This book contains interesting reports prepared in view of a conference organized by the Faculty of Law of the Rijksuniversiteit Limburg at Maastricht on the occasion of its tenth anniversary, in September 1991.
The objective of the conference `Legal Education in the Future' was to discuss whether one should develop a `European Law School', in which the `ius commune Europaeum' would replace the national legal system as the central element of the curriculum.
In all European countries, at present, law and the teaching of law tend to focus on national concerns. Comparative law is mostly concerned in emphasizing the differences between legal systems, and less in searching for common roots and principles.
The conference participants were invited to examine the intellectual resources that might allow for a re-direction of the emphasis, towards the teaching of common rules and principles in a `European Law School' accessible to students of all countries and leading to transnational professional careers.

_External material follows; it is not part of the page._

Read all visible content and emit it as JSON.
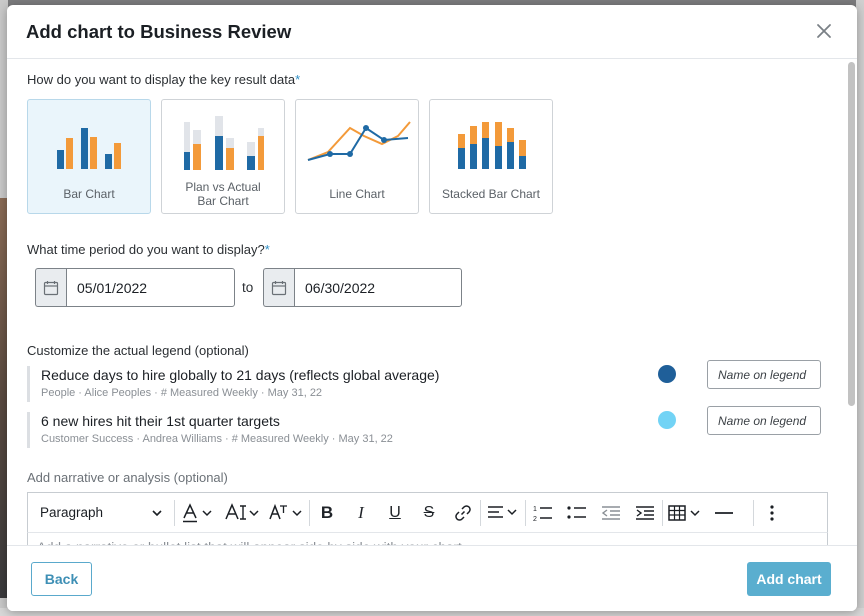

Some of the interesting contributions in this book explain the ambitions and lingering doubts about a European legal eduction. Other contributions have, by their enthusiasm and thoughtfulness, helped chart the way to the future. The following areas of law are discussed: public law, private law, company and economic law, criminal law, labour and social law, and social and scientific views.